My sister, running upstairs, unable to cope with what I was doing to myself. My mother crying, my father shouting, asking me if I wanted to die. I just sat through it all. It killed me to see what I was doing to my family but I couldn’t stop. I didn’t think that I deserved to stop.
By this time, it was June. Time for my final A-level exams. Somehow, I made it through, determined not to let my 14 years of school go to waste. From the day I finished, I deteriorated rapidly. Each day, eating less and less, becoming more and more deceitful.
Rules increasing day by day, becoming more and more restrictive: never eat more than 500 calories a day never eat anything that you haven’t weighed, never enjoy food. That summer, we had a family holiday abroad planned, but I wasn’t allowed to fly. At home, I couldn’t sleep. My heart rate so low, my body scared I wouldn’t wake up.
My 15-year-old sister had to give me a piggy-back because I couldn’t walk up a hill. I couldn’t think straight. I knew that I couldn’t live like this, but I couldn’t eat. I couldn’t gain weight. Because that would mean losing control.
And that was the strongest rule of all, the one presiding over all the others: never lose control. After one of my weekly appointments, I was admitted, voluntarily, as an inpatient to Leicester Eating Disorders Unit. I was so confused: What had I done? I didn’t want to be there, but I knew that I needed help. I’d spend my nights lying in bed, watching Food Network, gazing at all the beautiful food that I was depriving myself of.
Food One of my favorite things. Of course, I couldn’t admit that, not to anybody. Because anorexics hate food, right? No deep, deep down, most anorexics love food. They’re just depriving themselves of something they love as a punishment.
Over my five-month stay on the anorexia ward, I experienced things that not many 18 year olds would: I heard screams as a girl had a feeding tube reinserted for the fourth time that day; unable to leave my room during ward lock-downs when somebody on section tried to escape.
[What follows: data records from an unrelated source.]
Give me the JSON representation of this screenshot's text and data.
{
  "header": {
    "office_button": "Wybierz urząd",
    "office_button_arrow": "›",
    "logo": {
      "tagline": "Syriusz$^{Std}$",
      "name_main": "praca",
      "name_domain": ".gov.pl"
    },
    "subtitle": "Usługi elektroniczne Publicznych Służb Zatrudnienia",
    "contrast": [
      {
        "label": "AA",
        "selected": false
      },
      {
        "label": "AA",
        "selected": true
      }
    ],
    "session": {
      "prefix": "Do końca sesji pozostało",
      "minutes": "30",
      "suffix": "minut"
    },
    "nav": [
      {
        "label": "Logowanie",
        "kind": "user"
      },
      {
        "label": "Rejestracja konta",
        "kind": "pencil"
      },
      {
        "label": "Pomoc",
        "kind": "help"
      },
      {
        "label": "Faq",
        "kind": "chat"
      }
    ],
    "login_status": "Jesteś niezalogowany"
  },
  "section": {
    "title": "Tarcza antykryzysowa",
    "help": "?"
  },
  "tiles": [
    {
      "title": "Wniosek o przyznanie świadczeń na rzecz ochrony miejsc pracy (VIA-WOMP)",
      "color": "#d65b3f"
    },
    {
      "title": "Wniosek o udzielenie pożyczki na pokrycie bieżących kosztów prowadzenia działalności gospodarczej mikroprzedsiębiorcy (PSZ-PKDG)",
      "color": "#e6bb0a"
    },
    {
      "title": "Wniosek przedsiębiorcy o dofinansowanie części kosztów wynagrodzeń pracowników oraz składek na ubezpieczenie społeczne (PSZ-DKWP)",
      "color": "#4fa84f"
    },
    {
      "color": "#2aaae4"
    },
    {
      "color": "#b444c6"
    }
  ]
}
Of course, it wasn’t all like that. I made some amazing friends. For the first time, you’re with people who understand exactly what you’re going through.
We had so many good times: evenings watching movies, doing face masks, laughing, and joking. I felt normal, albeit in an abnormal situation. I progressed through the program, every day challenging the rules I’d made to keep myself safe. For every one I broke, another sprung up. Anorexia is a very competitive illness, and being surrounded by other anorexics gives you ideas.
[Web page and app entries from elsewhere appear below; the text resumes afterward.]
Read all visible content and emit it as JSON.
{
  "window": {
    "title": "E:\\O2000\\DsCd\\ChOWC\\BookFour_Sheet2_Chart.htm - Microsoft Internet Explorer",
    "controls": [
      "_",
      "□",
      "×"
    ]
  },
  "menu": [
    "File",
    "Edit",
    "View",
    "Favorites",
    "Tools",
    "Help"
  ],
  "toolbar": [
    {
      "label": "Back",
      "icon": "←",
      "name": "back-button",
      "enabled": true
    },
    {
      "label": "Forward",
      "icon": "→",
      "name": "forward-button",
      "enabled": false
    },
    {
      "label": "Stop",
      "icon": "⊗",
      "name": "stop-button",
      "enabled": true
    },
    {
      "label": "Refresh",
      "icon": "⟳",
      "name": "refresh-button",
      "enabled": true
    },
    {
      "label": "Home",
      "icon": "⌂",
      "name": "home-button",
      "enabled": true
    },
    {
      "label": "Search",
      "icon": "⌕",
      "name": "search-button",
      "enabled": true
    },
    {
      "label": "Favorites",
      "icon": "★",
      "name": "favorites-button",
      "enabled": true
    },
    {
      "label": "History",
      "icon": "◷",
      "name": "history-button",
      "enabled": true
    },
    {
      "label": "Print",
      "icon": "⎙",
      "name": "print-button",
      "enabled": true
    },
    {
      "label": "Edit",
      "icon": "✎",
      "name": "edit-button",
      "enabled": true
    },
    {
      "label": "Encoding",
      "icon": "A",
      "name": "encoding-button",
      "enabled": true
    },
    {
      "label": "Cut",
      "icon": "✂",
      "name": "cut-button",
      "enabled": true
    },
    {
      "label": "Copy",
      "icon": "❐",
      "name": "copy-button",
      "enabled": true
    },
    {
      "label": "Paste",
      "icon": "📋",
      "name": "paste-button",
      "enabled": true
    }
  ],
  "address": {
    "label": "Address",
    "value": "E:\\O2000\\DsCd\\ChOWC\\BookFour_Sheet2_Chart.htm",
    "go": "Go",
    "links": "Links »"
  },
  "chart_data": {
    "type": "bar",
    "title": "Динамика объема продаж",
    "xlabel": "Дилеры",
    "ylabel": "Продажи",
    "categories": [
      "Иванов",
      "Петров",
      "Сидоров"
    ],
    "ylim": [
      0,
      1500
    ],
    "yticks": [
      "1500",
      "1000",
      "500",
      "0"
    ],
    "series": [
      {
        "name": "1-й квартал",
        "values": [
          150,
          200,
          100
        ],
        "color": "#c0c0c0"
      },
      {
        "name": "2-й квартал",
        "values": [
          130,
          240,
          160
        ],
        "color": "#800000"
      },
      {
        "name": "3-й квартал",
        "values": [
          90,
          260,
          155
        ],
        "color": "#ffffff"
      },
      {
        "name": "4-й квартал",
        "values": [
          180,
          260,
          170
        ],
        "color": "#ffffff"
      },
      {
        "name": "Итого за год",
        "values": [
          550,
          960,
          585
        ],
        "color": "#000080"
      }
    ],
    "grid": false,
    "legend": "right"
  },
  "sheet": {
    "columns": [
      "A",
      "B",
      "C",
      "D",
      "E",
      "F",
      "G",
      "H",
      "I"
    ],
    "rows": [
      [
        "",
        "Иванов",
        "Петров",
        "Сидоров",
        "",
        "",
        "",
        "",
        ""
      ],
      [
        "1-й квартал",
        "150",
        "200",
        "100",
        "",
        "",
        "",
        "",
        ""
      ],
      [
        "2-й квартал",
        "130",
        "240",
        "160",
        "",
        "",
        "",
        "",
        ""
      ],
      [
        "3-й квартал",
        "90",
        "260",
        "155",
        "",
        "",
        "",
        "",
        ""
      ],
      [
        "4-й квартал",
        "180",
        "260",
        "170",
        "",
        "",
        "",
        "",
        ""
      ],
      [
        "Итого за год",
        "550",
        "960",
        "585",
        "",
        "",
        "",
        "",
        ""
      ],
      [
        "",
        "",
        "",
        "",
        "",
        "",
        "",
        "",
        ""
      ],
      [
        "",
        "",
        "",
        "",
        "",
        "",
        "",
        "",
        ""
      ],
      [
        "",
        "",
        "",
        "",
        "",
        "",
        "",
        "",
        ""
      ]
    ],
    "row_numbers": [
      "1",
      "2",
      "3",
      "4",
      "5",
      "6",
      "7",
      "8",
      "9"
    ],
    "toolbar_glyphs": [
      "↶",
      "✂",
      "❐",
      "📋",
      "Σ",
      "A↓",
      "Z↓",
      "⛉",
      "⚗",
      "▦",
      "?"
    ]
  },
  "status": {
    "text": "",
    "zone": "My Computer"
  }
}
You pick up their habits and their rules, too. But I did it; I restored my weight. I broke my rules. I ripped up my rule book. Anorexia was a chapter in my life, but it wasn’t the whole book.
I was discharged, went to university after my gap year, and all was good; for about a month. This story isn’t linear, and the journey from anorexia to recovery is rarely linear. I relapsed. My weight deteriorated again, albeit not as fast as the first time as I was eating one or two meals a day. It turns out my rule book was still intact.
Walking to and from lectures became difficult. Five-hour labs were unbearable. I was going in and dealing with dangerous chemicals, having not eaten for almost 24 hours. How I didn’t harm myself or somebody else, I have no idea I struggled through my first year of university, plastering on my fake smile and pretending everything was fine.
I made it though my exams, but then I had to move home. This stabilized my weight loss as I was being made to eat three meals a day, plus a snack, under the watchful eye of my family. Being at home and eating more meant I had to be much, much sneakier again. Crumbling biscuit down my dressing gown sleeves, pretending to have lunch, lying about what I had or hadn’t eaten I became a lying machine.
I hated lying to my family. They knew, though. They knew exactly what I was doing. Even as I deteriorated, I was adamant that I was going back to university. I was not taking another gap year.
I was not giving up .I met my psychiatrist a week before term started. He told me I couldn’t go back. I cried and shouted. I didn’t want to go back into hospital, but it was my only option.
I gave up on going back to university that year and accepted a bed. It took all my strength, but I had just taken the biggest step forward imaginable. This admission was so much harder than the first. I had a new desire to be the ‘perfect anorexic’. This thought kept me prisoner like no other.
It played on all my feelings of self-doubt, inadequacy, fraudulence, and worthlessness. My weight had plummeted to almost half of what it is today, but still, I wouldn’t eat. “Perfect” anorexics do not eat. I sat through meal after meal, nurses willing me to eat something, and I wouldn’t.
My blood sugar crashed. I was so dehydrated, the doctor couldn’t get blood from my veins for tests. It was only on the threat of being ‘sectioned’ that I began to eat again. I began my journey of my recovery for the second time. Yes, I had started eating again, but I was still clinging to my anorexia, clinging to the rules I’d made to keep myself safe. I believed that I was worthless, and that my life wasn’t worth living.